[[ Provided information, beginning ]]

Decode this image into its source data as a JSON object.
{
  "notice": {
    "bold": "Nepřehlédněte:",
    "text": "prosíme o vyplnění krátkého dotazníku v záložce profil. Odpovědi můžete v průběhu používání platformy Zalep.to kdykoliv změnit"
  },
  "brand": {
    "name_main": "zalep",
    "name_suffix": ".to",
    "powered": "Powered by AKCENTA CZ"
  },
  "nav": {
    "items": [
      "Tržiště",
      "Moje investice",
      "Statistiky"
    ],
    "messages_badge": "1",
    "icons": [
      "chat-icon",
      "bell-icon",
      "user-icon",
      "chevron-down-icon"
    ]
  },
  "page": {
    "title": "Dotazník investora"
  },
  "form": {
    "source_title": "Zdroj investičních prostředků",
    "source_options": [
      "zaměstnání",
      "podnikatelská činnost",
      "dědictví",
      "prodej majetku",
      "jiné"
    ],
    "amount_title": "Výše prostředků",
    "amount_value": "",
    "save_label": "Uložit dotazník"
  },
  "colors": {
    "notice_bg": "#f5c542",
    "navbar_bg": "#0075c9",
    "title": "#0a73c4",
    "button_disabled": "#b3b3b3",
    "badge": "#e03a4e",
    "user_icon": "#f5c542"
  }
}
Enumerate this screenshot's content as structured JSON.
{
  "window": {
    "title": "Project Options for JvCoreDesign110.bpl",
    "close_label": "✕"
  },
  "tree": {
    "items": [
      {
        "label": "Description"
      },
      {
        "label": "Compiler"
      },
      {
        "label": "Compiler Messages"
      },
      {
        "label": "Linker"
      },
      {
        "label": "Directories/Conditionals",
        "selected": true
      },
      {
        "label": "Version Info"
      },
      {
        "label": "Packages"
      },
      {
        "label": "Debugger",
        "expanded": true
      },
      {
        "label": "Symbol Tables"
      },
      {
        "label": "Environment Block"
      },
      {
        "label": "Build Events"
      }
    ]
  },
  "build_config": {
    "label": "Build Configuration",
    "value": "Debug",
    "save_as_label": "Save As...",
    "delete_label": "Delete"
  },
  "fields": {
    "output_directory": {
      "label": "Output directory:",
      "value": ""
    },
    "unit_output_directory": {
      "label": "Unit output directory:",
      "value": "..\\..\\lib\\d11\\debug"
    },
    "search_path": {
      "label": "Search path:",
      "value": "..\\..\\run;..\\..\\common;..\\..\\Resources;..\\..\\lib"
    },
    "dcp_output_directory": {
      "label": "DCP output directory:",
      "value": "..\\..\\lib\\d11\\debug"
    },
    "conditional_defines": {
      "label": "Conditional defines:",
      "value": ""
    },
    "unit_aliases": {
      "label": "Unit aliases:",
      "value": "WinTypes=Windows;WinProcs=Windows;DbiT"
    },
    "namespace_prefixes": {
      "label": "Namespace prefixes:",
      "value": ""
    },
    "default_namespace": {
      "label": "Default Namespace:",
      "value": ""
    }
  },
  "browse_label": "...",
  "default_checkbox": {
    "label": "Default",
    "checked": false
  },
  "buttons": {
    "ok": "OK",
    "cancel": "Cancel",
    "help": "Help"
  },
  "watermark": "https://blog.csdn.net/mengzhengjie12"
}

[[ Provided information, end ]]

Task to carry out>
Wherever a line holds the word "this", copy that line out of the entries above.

Your solution>
Decode this image into its source data as a JSON object.
Enumerate this screenshot's content as structured JSON.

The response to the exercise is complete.